Caching plays a crucial role in improving the performance and scalability of web applications. Laravel, a popular PHP framework, provides a powerful caching system called Laravel Cache. It allows developers to store frequently accessed data in memory, reducing the need to query the database or perform expensive computations repeatedly.

Laravel Cache supports various drivers like in-memory, file-based, database, and more. By default, Laravel uses the file-based driver, but you can easily switch to other drivers according to your application requirements.

Configuring the Cache:

Before using Laravel Cache, you need to configure the cache settings. The configuration file is located at config/cache.php. Here, you can specify the default cache driver, cache stores, and other related options.

Let's take a look at an example of configuring the cache to use the Redis driver:

// config/cache.php

return [
    // ...

    'default' => env('CACHE_DRIVER', 'redis'),

    'stores' => [
        // ...

        'redis' => [
            'driver' => 'redis',
            'connection' => 'cache',

    // ...

In this example, we set the default cache driver to redis. Additionally, we define the Redis connection named 'cache'.

Using the Cache:

Once the cache is configured, you can start utilizing it throughout your application. Laravel provides a clean and expressive syntax to interact with the cache.

  1. Storing Values: To store a value in the cache, you can use the put method. The data will be stored with a specified key and an optional expiration time.
    use Illuminate\Support\Facades\Cache;
    // Store a value in the cache for 1 hour
    Cache::put('key', 'value', 60);​

    Alternatively, you can use the add method to store a value only if the given key does not exist in the cache.

    Cache::add('key', 'value', 60); // Store if not already present


  2. Retrieving Values: To retrieve a value from the cache, you can use the get method. If the specified key does not exist or has expired, null will be returned.
    $value = Cache::get('key');
    if ($value) {
        // Value exists in cache
    } else {
        // Value does not exist in cache

    You can also provide a default value that will be returned if the key does not exist:

    $value = Cache::get('key', 'default');


  3. Checking Existence: To check if a key exists in the cache, you can use the has method.
    if (Cache::has('key')) {
        // Key exists in cache
    } else {
        // Key does not exist in cache


  4. Removing Values: To remove a value from the cache, you can use the forget method.
    Cache::forget('key'); // Remove a specific key
    Cache::flush(); // Remove all keys from the cache​

Cache Tags:

Laravel Cache provides a feature called "cache tags" that allows you to tag related cache items together. This feature is useful when you want to invalidate or retrieve a group of cache items at once.

  1. Tagging Cache Items: To tag cache items, you can use the tags method.
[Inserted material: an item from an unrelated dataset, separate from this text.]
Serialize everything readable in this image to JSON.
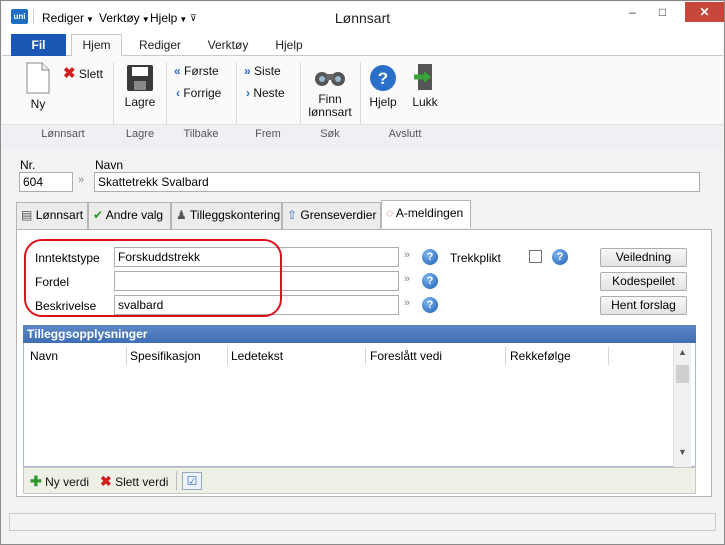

You can pass a single tag or an array of tags to associate with the cache item.
    Cache::tags(['users', 'roles'])->put('key', 'value', 60);​


  2. Retrieving Tagged Items: To retrieve items based on their tags, you can use the tags method with the get method. It will return an instance of Illuminate\Cache\TaggedCache.
    $taggedCache = Cache::tags(['users', 'roles']);
    $value = $taggedCache->get('key');​


  3. Removing Tagged Items: To remove all items associated with a specific tag or tags, you can use the tags method with the forget method.
    Cache::tags(['users'])->forget('key'); // Remove 'key' associated with the 'users' tag
    Cache::tags(['users', 'roles'])->flush(); // Remove all items associated with both 'users' and 'roles' tags​


Cache Events:

Laravel Cache allows you to listen to events related to cache operations, such as storing, retrieving, and removing items. This feature can be helpful for logging or performing additional actions when cache events occur.

To listen to cache events, you can define listeners in the EventServiceProvider class:

 * The event listener mappings for the application.
 * @var array
protected $listen = [
    'Illuminate\Cache\Events\CacheHit' => [

    'Illuminate\Cache\Events\CacheMissed' => [

    'Illuminate\Cache\Events\KeyForgotten' => [

    'Illuminate\Cache\Events\KeyWritten' => [


In this example, we have defined event listeners for CacheHit, CacheMissed, KeyForgotten, and KeyWritten events. You can create corresponding listener classes to handle these events and perform desired actions.


Laravel Cache provides a flexible and efficient way to manage caching in your web applications. By utilizing caching effectively, you can significantly improve the performance and responsiveness of your application. In this post, we explored the configuration, usage, cache tags, and cache events in Laravel Cache, giving you a solid foundation to leverage caching capabilities in your Laravel projects.